That was the second of two times this year I shook my head in disbelief, the first was on the 18th of June. I have that date bookmarked in my head for some reason. Nobody could have envisaged the journey this team would undergo following that defeat to the Tribesmen.
The anger and hurt of losing another final was overshadowed when I thought about this over the course of the past week. We were treated to such an entertaining summer of sport, we cannot complain or look back on this campaign in anger or regret. Nobody expected us to reach a final, nor did they expect us to put the Dubs up against a wall for 140 minutes of football.
This campaign has brought me memories both weird and wonderful which will never leave my side. O’Shea’s penalty award against Fermanagh, Diarmuid’s delicious solo goal against Kildare, an early outing in Croke Park against Westmeath, Clarke’s Kung-fu kick style clearance in the dying seconds against Tyrone, Cillian’s equaliser, Keegan’s goal.
I had the privilege of meeting Rob Hennelly on a train down from Dublin when I was in my first year of college. He had pre-booked a seat which happened to be positioned directly across the table from me. My journalistic side kicked into action and within a couple of minutes, I was hounding the poor man with questions. He followed me on Twitter and Facebook and told me he’d keep in touch.
He does, frequently messaging me, congratulating me on any articles I have published that he happens to come across. The man is a gentleman. If you don’t believe me, just remember back to earlier this year when he was first on board to defend U21 Cork ‘keeper Anthony Casey. Similar to Hennelly, he made a human error in an All-Ireland final.

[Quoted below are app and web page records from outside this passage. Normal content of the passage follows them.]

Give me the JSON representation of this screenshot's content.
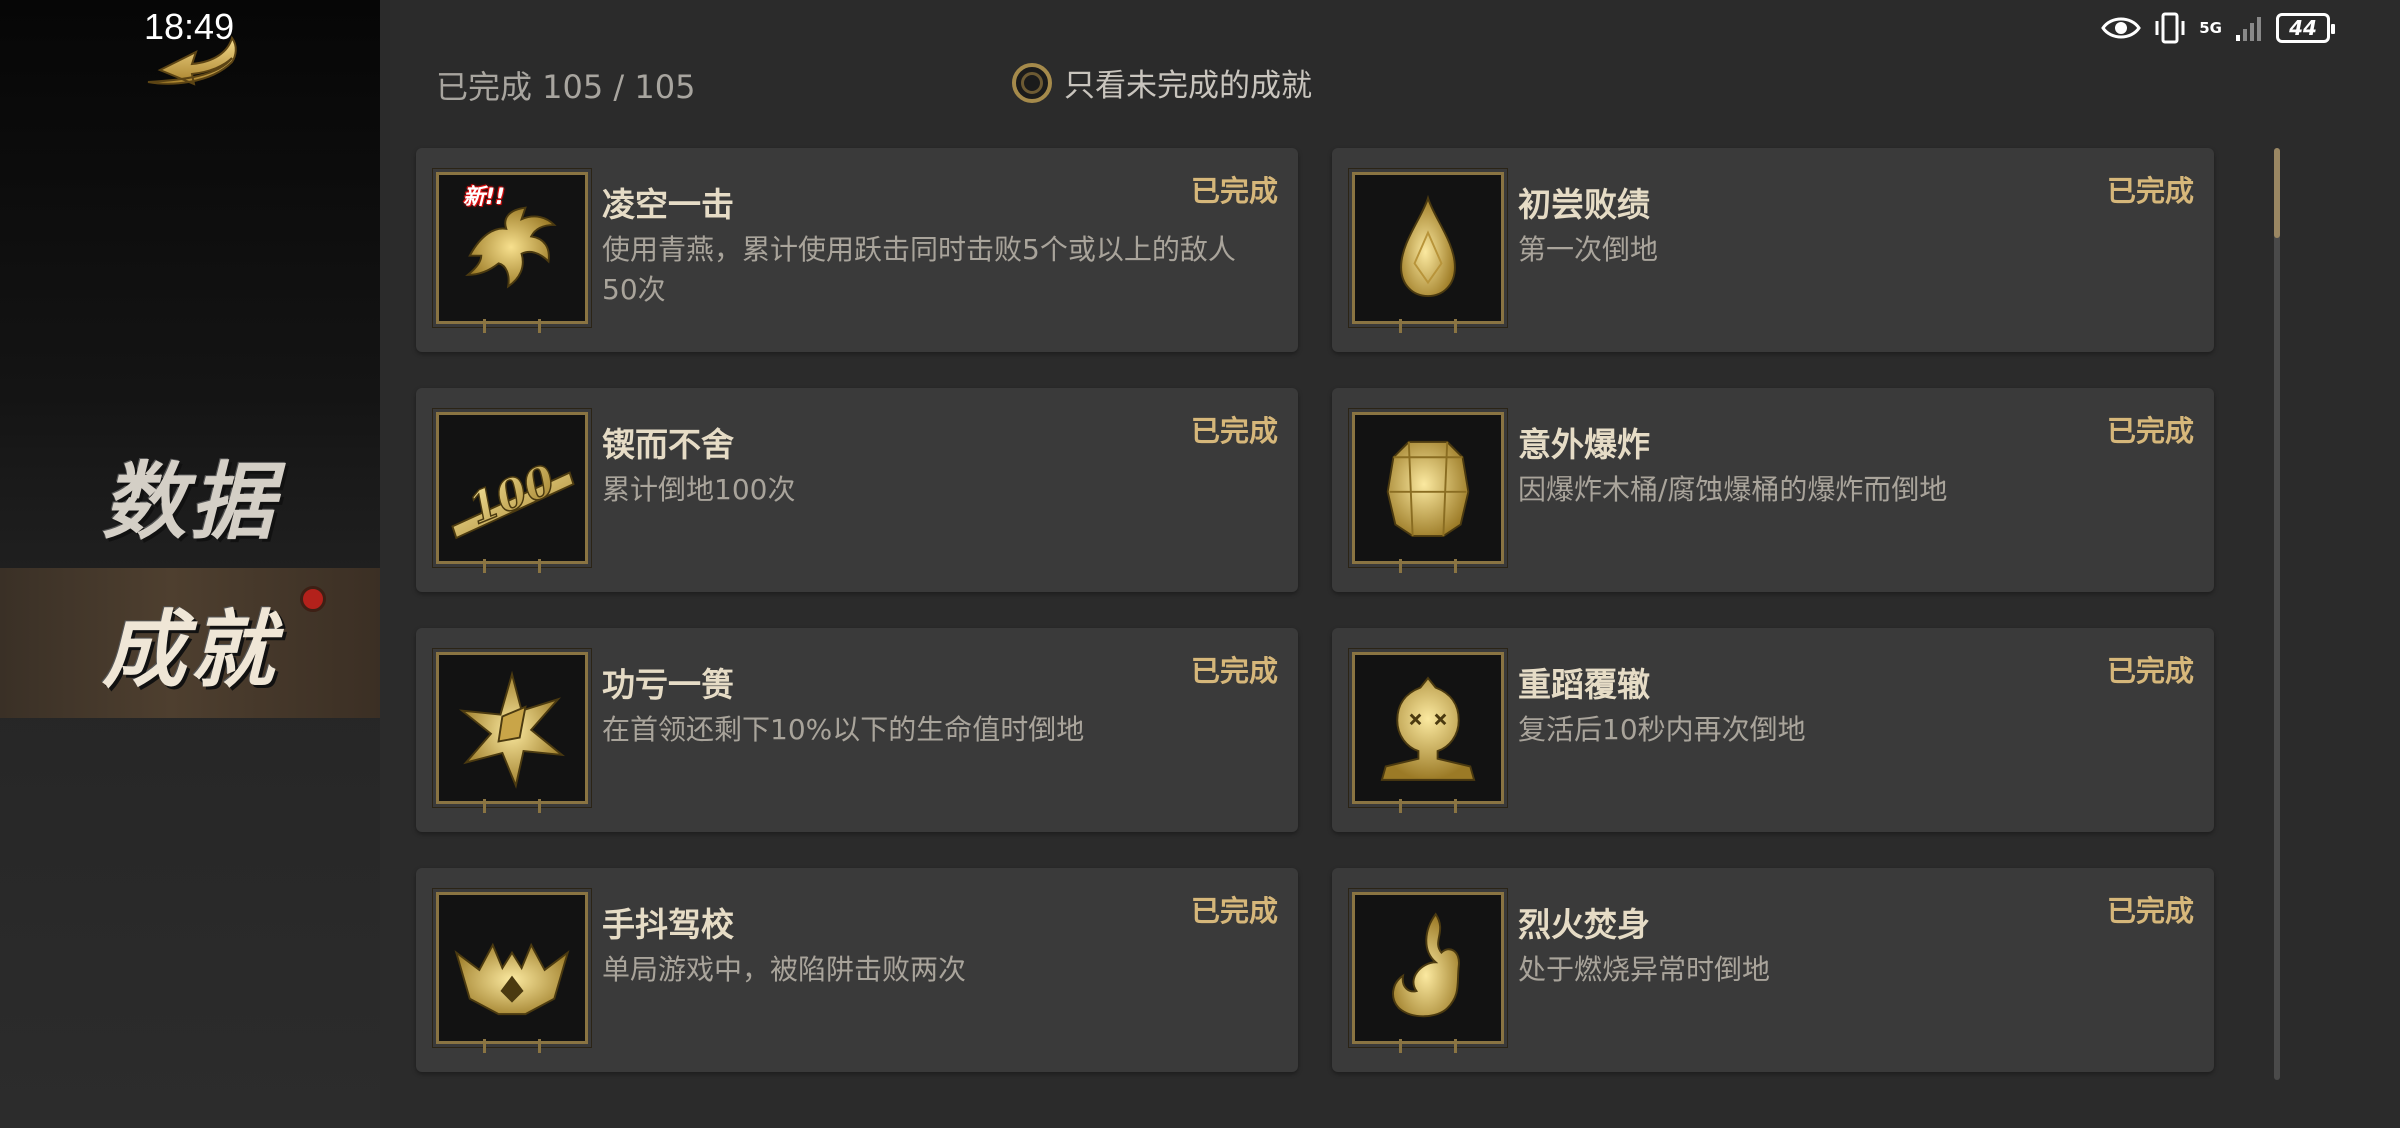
{
  "status_bar": {
    "time": "18:49",
    "network": "5G",
    "battery": "44"
  },
  "sidebar": {
    "tabs": [
      {
        "label": "数据",
        "selected": false
      },
      {
        "label": "成就",
        "selected": true,
        "has_notification": true
      }
    ]
  },
  "header": {
    "progress": "已完成 105 / 105",
    "filter_label": "只看未完成的成就",
    "filter_checked": false
  },
  "achievements": [
    {
      "title": "凌空一击",
      "desc": "使用青燕，累计使用跃击同时击败5个或以上的敌人50次",
      "status": "已完成",
      "badge": "新!!",
      "icon": "wing-icon"
    },
    {
      "title": "初尝败绩",
      "desc": "第一次倒地",
      "status": "已完成",
      "icon": "drop-icon"
    },
    {
      "title": "锲而不舍",
      "desc": "累计倒地100次",
      "status": "已完成",
      "icon": "hundred-icon"
    },
    {
      "title": "意外爆炸",
      "desc": "因爆炸木桶/腐蚀爆桶的爆炸而倒地",
      "status": "已完成",
      "icon": "barrel-icon"
    },
    {
      "title": "功亏一篑",
      "desc": "在首领还剩下10%以下的生命值时倒地",
      "status": "已完成",
      "icon": "burst-icon"
    },
    {
      "title": "重蹈覆辙",
      "desc": "复活后10秒内再次倒地",
      "status": "已完成",
      "icon": "knocked-out-icon"
    },
    {
      "title": "手抖驾校",
      "desc": "单局游戏中，被陷阱击败两次",
      "status": "已完成",
      "icon": "trap-icon"
    },
    {
      "title": "烈火焚身",
      "desc": "处于燃烧异常时倒地",
      "status": "已完成",
      "icon": "flame-icon"
    }
  ],
  "colors": {
    "gold": "#d6b77a",
    "icon_gold": "#e8c86a",
    "card_bg": "#3a3a3a",
    "notification_red": "#b3211b"
  }
}
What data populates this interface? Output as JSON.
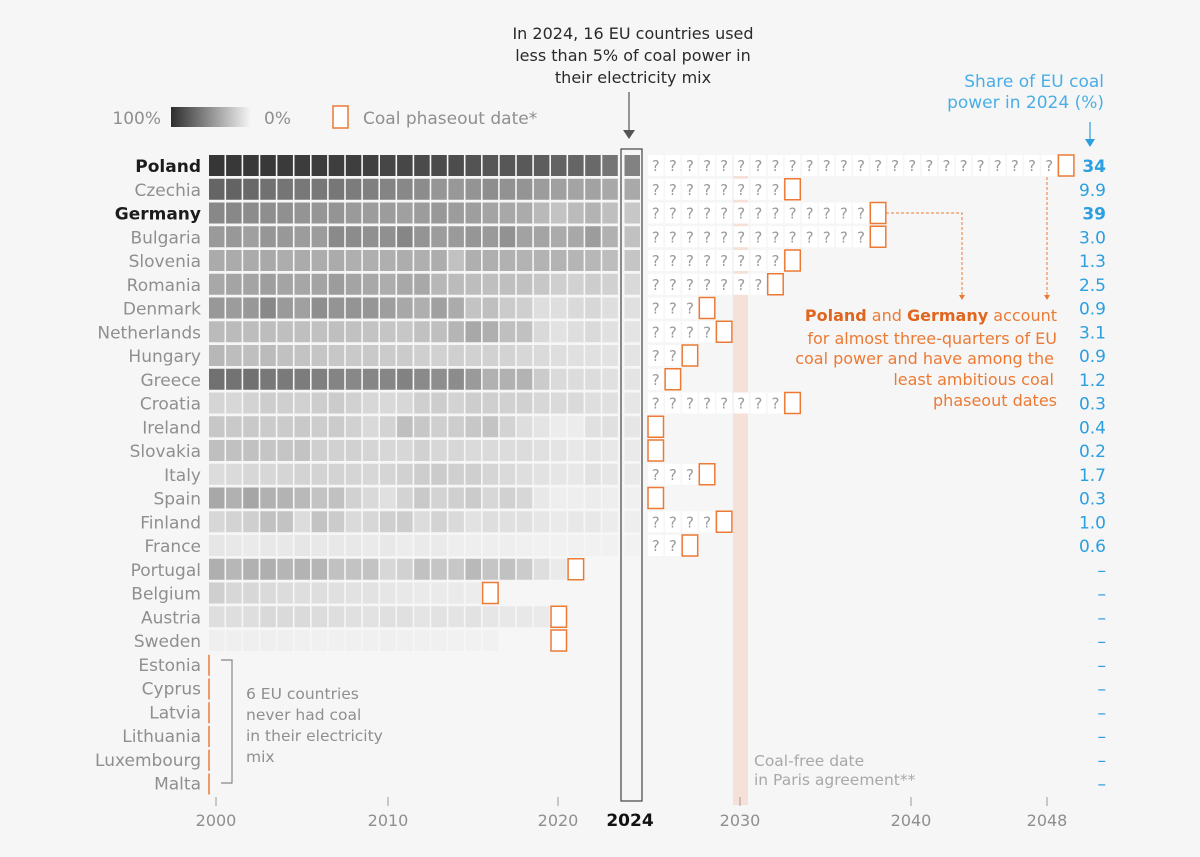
{
  "chart_data": {
    "type": "heatmap",
    "title": "",
    "x_start": 2000,
    "x_end_history": 2024,
    "x_end_axis": 2048,
    "x_ticks": [
      "2000",
      "2010",
      "2020",
      "2024",
      "2030",
      "2040",
      "2048"
    ],
    "x_tick_bold": "2024",
    "legend": {
      "scale_high": "100%",
      "scale_low": "0%",
      "phaseout_label": "Coal phaseout date*"
    },
    "annotations": {
      "top": [
        "In 2024, 16 EU countries used",
        "less than 5% of coal power in",
        "their electricity mix"
      ],
      "share_title": [
        "Share of EU coal",
        "power in 2024 (%)"
      ],
      "orange": {
        "line1_a": "Poland",
        "line1_b": " and ",
        "line1_c": "Germany",
        "line1_d": " account",
        "lines": [
          "for almost three-quarters of EU",
          "coal power and have among the",
          "least ambitious coal",
          "phaseout dates"
        ]
      },
      "never_coal": [
        "6 EU countries",
        "never had coal",
        "in their electricity",
        "mix"
      ],
      "paris": [
        "Coal-free date",
        "in Paris agreement**"
      ],
      "paris_year": 2030,
      "unknown_glyph": "?"
    },
    "colors": {
      "dark": "#2e2e2e",
      "orange": "#ec7a35",
      "blue": "#2b9fe0",
      "paris_band": "#f6e1d9"
    },
    "countries": [
      {
        "name": "Poland",
        "bold": true,
        "phaseout": 2049,
        "share": "34",
        "share_bold": true,
        "values": [
          96,
          95,
          95,
          95,
          94,
          93,
          93,
          92,
          92,
          91,
          88,
          87,
          85,
          85,
          84,
          81,
          79,
          79,
          78,
          76,
          73,
          72,
          70,
          64,
          57
        ]
      },
      {
        "name": "Czechia",
        "bold": false,
        "phaseout": 2033,
        "share": "9.9",
        "share_bold": false,
        "values": [
          72,
          73,
          70,
          66,
          64,
          62,
          62,
          63,
          60,
          58,
          56,
          54,
          52,
          47,
          46,
          48,
          51,
          49,
          48,
          44,
          42,
          40,
          41,
          38,
          37
        ]
      },
      {
        "name": "Germany",
        "bold": true,
        "phaseout": 2038,
        "share": "39",
        "share_bold": true,
        "values": [
          54,
          54,
          52,
          51,
          50,
          48,
          47,
          48,
          45,
          44,
          44,
          42,
          44,
          46,
          44,
          43,
          40,
          38,
          36,
          29,
          24,
          28,
          32,
          26,
          22
        ]
      },
      {
        "name": "Bulgaria",
        "bold": false,
        "phaseout": 2038,
        "share": "3.0",
        "share_bold": false,
        "values": [
          45,
          46,
          42,
          47,
          46,
          44,
          44,
          53,
          52,
          50,
          50,
          55,
          48,
          44,
          45,
          47,
          45,
          49,
          41,
          40,
          36,
          38,
          44,
          33,
          25
        ]
      },
      {
        "name": "Slovenia",
        "bold": false,
        "phaseout": 2033,
        "share": "1.3",
        "share_bold": false,
        "values": [
          36,
          36,
          36,
          37,
          35,
          36,
          35,
          36,
          34,
          34,
          34,
          35,
          34,
          35,
          25,
          34,
          34,
          33,
          32,
          32,
          32,
          31,
          30,
          27,
          23
        ]
      },
      {
        "name": "Romania",
        "bold": false,
        "phaseout": 2032,
        "share": "2.5",
        "share_bold": false,
        "values": [
          38,
          40,
          40,
          43,
          40,
          39,
          40,
          44,
          40,
          38,
          35,
          38,
          38,
          30,
          28,
          27,
          26,
          26,
          25,
          22,
          18,
          17,
          19,
          17,
          13
        ]
      },
      {
        "name": "Denmark",
        "bold": false,
        "phaseout": 2028,
        "share": "0.9",
        "share_bold": false,
        "values": [
          46,
          44,
          46,
          54,
          45,
          42,
          51,
          48,
          48,
          47,
          43,
          38,
          34,
          42,
          36,
          24,
          26,
          20,
          18,
          10,
          10,
          12,
          14,
          10,
          9
        ]
      },
      {
        "name": "Netherlands",
        "bold": false,
        "phaseout": 2029,
        "share": "3.1",
        "share_bold": false,
        "values": [
          28,
          28,
          27,
          27,
          26,
          26,
          25,
          26,
          25,
          24,
          23,
          22,
          25,
          26,
          31,
          38,
          34,
          26,
          25,
          13,
          8,
          10,
          12,
          9,
          7
        ]
      },
      {
        "name": "Hungary",
        "bold": false,
        "phaseout": 2027,
        "share": "0.9",
        "share_bold": false,
        "values": [
          30,
          27,
          26,
          28,
          25,
          24,
          23,
          22,
          21,
          21,
          20,
          20,
          18,
          17,
          18,
          17,
          17,
          16,
          14,
          12,
          10,
          9,
          9,
          8,
          7
        ]
      },
      {
        "name": "Greece",
        "bold": false,
        "phaseout": 2026,
        "share": "1.2",
        "share_bold": false,
        "values": [
          66,
          65,
          66,
          62,
          61,
          60,
          58,
          56,
          54,
          55,
          55,
          57,
          53,
          51,
          52,
          45,
          33,
          33,
          32,
          20,
          12,
          11,
          11,
          9,
          7
        ]
      },
      {
        "name": "Croatia",
        "bold": false,
        "phaseout": 2033,
        "share": "0.3",
        "share_bold": false,
        "values": [
          15,
          14,
          16,
          19,
          18,
          17,
          19,
          20,
          17,
          14,
          13,
          14,
          18,
          19,
          16,
          19,
          18,
          17,
          17,
          14,
          12,
          12,
          10,
          9,
          6
        ]
      },
      {
        "name": "Ireland",
        "bold": false,
        "phaseout": 2025,
        "share": "0.4",
        "share_bold": false,
        "values": [
          22,
          21,
          21,
          20,
          20,
          21,
          19,
          20,
          17,
          13,
          16,
          26,
          22,
          18,
          19,
          22,
          24,
          16,
          10,
          7,
          3,
          3,
          9,
          9,
          6
        ]
      },
      {
        "name": "Slovakia",
        "bold": false,
        "phaseout": 2025,
        "share": "0.2",
        "share_bold": false,
        "values": [
          26,
          25,
          25,
          23,
          23,
          24,
          18,
          17,
          17,
          15,
          14,
          14,
          17,
          14,
          14,
          12,
          12,
          11,
          11,
          9,
          7,
          5,
          7,
          5,
          4
        ]
      },
      {
        "name": "Italy",
        "bold": false,
        "phaseout": 2028,
        "share": "1.7",
        "share_bold": false,
        "values": [
          11,
          12,
          14,
          14,
          15,
          16,
          16,
          16,
          15,
          14,
          15,
          17,
          19,
          20,
          18,
          18,
          15,
          12,
          10,
          8,
          6,
          5,
          8,
          6,
          4
        ]
      },
      {
        "name": "Spain",
        "bold": false,
        "phaseout": 2025,
        "share": "0.3",
        "share_bold": false,
        "values": [
          38,
          33,
          39,
          33,
          32,
          29,
          24,
          25,
          17,
          13,
          9,
          16,
          21,
          16,
          18,
          20,
          14,
          17,
          14,
          5,
          2,
          2,
          3,
          2,
          1
        ]
      },
      {
        "name": "Finland",
        "bold": false,
        "phaseout": 2029,
        "share": "1.0",
        "share_bold": false,
        "values": [
          14,
          16,
          18,
          25,
          24,
          11,
          24,
          20,
          12,
          14,
          18,
          19,
          11,
          16,
          12,
          8,
          10,
          9,
          9,
          6,
          4,
          5,
          5,
          3,
          2
        ]
      },
      {
        "name": "France",
        "bold": false,
        "phaseout": 2027,
        "share": "0.6",
        "share_bold": false,
        "values": [
          6,
          5,
          4,
          5,
          5,
          6,
          5,
          5,
          5,
          4,
          5,
          3,
          4,
          4,
          2,
          2,
          2,
          2,
          1,
          0.5,
          0.4,
          0.4,
          0.5,
          0.3,
          0.2
        ]
      },
      {
        "name": "Portugal",
        "bold": false,
        "phaseout": 2021,
        "share": "–",
        "share_bold": false,
        "values": [
          34,
          30,
          33,
          34,
          31,
          32,
          31,
          25,
          24,
          24,
          14,
          17,
          25,
          23,
          22,
          29,
          23,
          25,
          20,
          10,
          4,
          null,
          null,
          null,
          null
        ]
      },
      {
        "name": "Belgium",
        "bold": false,
        "phaseout": 2016,
        "share": "–",
        "share_bold": false,
        "values": [
          18,
          14,
          14,
          12,
          11,
          10,
          10,
          9,
          8,
          8,
          6,
          5,
          4,
          4,
          4,
          3,
          null,
          null,
          null,
          null,
          null,
          null,
          null,
          null,
          null
        ]
      },
      {
        "name": "Austria",
        "bold": false,
        "phaseout": 2020,
        "share": "–",
        "share_bold": false,
        "values": [
          10,
          10,
          10,
          13,
          12,
          12,
          11,
          10,
          9,
          8,
          9,
          9,
          7,
          8,
          7,
          8,
          6,
          5,
          5,
          4,
          null,
          null,
          null,
          null,
          null
        ]
      },
      {
        "name": "Sweden",
        "bold": false,
        "phaseout": 2020,
        "share": "–",
        "share_bold": false,
        "values": [
          1.5,
          1.5,
          1.5,
          1.7,
          1.4,
          1.1,
          1.2,
          1,
          1.1,
          1,
          1.3,
          1.2,
          0.9,
          0.8,
          0.6,
          0.5,
          0.6,
          null,
          null,
          null,
          null,
          null,
          null,
          null,
          null
        ]
      },
      {
        "name": "Estonia",
        "bold": false,
        "phaseout": null,
        "share": "–",
        "share_bold": false,
        "values": []
      },
      {
        "name": "Cyprus",
        "bold": false,
        "phaseout": null,
        "share": "–",
        "share_bold": false,
        "values": []
      },
      {
        "name": "Latvia",
        "bold": false,
        "phaseout": null,
        "share": "–",
        "share_bold": false,
        "values": []
      },
      {
        "name": "Lithuania",
        "bold": false,
        "phaseout": null,
        "share": "–",
        "share_bold": false,
        "values": []
      },
      {
        "name": "Luxembourg",
        "bold": false,
        "phaseout": null,
        "share": "–",
        "share_bold": false,
        "values": []
      },
      {
        "name": "Malta",
        "bold": false,
        "phaseout": null,
        "share": "–",
        "share_bold": false,
        "values": []
      }
    ]
  }
}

Hennelly told Casey that the mistake would not “define him or his career by any means”. That moment in Hennelly’s career will not define him either.
He is a fantastic ‘keeper and we are blessed to have two of the country’s finest in one county. I was on hand to message Rob following the defeat on Sunday and if you are able to, I encourage you all to do likewise. We have all made an error in judgment, a mistake, had a lapse in concentration in our life.
Journalists have the power to spread a message to hundreds, thousands, millions of people at the click of a button. I am not ashamed, angered or upset by Rob’s mistake but I did feel all of those things when I read Gavin Cummiskey’s rating of him in the Irish Times the following day.
Following that, I stopped critically and harshly analysing the replay and the players. As a Mayo man, it is unfair to judge any player by a mistake they have made. As an aspiring journalist, it is a clear goal to stay away from any realm which puts me under the same light as Gavin Cummiskey.
My brother-in-law to be, is a Dub and proud (and loud too like them all). As we sat down for breakfast together on Sunday morning, I expressed how unfair it was – always the bridesmaid, never the bride. I give up, that’s it, I’m done.
Bullshit, says he, you’ll be the first man standing in MacHale Park come Spring. He’s right and all. The day that the prospect of meeting Dublin, Kerry and the likes in the league doesn’t spur me on to get behind the boys is the day that I will give it up for good.
We’ve been through hell us Mayo supporters but every new year, it’s like a reset button. 65 years becomes 66 but still we rally together, travelling the length and breadth of the country cheering on our team. We don’t know how lucky we are as fans, not one summer has passed in the last five years that we haven’t at least reached the semi-final.
Mayo has a fantastic group of players, a great manager and background staff and the best supporters in the whole of Ireland. Our day will come. It wasn’t 2016, it may or may not be 2017, but it will come.